Exercise description
Count the lines below that include "about". Only the number should be given.

Records for processing
-- Opening Marker --

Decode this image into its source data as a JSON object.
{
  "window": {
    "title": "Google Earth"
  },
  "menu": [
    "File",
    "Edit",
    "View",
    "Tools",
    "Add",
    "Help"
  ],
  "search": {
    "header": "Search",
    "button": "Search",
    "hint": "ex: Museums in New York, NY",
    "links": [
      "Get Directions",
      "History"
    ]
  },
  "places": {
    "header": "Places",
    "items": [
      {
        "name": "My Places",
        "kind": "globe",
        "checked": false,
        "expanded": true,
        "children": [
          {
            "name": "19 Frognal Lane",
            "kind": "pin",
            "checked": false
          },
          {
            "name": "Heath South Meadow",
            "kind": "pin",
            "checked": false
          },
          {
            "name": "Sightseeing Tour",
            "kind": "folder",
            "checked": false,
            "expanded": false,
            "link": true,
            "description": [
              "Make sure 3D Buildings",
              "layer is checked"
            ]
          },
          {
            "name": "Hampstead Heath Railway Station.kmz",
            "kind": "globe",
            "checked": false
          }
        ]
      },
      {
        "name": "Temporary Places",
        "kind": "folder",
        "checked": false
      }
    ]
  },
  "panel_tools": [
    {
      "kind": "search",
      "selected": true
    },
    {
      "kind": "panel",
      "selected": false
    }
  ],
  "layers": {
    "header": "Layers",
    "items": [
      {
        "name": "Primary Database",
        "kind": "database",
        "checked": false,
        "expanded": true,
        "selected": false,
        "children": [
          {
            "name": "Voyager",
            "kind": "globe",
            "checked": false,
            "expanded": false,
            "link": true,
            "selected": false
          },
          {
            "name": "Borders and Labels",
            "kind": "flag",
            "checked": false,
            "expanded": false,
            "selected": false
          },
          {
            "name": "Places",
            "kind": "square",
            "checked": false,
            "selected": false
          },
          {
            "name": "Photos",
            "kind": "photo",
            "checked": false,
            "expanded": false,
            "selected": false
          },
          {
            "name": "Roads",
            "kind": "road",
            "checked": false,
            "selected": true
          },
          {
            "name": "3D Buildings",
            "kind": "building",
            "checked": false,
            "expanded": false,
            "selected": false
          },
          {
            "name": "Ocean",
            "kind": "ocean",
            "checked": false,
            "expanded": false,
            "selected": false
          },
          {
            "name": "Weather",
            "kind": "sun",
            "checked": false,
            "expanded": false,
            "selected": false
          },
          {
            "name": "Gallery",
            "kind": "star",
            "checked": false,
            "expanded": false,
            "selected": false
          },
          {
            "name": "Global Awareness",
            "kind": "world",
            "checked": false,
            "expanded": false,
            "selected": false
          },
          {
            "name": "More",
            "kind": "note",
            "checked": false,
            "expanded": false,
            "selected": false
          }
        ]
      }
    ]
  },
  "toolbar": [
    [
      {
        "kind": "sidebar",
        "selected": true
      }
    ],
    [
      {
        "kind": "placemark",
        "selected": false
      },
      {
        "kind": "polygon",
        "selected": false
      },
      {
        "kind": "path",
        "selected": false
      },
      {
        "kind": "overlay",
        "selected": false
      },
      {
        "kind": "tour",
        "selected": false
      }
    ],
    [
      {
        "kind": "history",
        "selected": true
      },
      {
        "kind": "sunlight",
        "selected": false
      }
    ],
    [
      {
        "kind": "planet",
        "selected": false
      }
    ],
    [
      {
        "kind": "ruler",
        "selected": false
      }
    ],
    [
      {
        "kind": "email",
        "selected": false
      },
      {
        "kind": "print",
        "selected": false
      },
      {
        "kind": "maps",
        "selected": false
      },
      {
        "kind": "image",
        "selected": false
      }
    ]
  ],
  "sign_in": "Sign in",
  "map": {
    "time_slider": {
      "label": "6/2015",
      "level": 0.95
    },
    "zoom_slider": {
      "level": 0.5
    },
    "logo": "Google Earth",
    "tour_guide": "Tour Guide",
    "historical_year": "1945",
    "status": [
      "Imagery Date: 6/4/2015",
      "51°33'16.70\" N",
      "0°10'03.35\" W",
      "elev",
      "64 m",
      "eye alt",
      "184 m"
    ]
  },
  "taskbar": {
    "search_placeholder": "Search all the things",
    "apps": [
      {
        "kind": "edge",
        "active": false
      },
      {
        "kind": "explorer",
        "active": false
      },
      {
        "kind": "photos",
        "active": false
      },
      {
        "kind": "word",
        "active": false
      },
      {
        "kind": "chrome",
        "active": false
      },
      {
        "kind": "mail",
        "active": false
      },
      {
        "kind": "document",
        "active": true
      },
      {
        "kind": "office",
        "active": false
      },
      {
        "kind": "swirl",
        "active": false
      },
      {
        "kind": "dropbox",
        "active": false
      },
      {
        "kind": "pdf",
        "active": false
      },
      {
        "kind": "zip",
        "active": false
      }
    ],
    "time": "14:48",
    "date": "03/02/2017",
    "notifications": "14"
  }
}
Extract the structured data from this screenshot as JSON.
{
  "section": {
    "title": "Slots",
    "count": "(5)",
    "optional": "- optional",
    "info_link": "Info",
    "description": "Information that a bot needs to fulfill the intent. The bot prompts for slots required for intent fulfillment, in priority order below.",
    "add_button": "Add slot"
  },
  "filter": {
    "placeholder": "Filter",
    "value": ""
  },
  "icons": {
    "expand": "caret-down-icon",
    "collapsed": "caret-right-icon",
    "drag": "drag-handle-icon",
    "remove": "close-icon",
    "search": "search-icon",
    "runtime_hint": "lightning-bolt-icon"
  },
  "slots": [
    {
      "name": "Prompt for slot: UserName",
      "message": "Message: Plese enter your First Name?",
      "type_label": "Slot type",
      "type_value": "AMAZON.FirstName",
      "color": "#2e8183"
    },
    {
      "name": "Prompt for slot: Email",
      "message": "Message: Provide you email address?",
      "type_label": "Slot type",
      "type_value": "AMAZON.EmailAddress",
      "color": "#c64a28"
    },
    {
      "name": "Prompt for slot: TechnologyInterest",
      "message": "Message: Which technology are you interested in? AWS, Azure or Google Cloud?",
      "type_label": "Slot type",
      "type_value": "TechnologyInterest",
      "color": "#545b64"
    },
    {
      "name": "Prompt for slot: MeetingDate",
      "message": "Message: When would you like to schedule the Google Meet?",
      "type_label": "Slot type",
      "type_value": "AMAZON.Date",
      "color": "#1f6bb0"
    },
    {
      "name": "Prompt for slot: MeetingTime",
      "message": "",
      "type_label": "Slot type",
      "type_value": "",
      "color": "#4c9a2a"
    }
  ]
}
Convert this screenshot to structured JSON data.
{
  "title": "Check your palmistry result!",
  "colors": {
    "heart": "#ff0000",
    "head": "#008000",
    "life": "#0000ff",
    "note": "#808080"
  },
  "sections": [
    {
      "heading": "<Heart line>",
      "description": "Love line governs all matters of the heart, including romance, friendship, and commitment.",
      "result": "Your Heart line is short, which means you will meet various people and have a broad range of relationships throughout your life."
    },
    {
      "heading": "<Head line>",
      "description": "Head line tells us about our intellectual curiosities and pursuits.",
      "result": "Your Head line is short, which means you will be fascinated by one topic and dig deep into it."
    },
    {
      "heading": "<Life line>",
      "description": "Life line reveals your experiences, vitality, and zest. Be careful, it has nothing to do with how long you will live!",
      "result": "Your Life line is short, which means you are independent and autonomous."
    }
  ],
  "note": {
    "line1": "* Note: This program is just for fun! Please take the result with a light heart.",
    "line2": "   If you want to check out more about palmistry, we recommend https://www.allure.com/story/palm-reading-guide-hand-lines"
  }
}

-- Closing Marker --

Answer area
2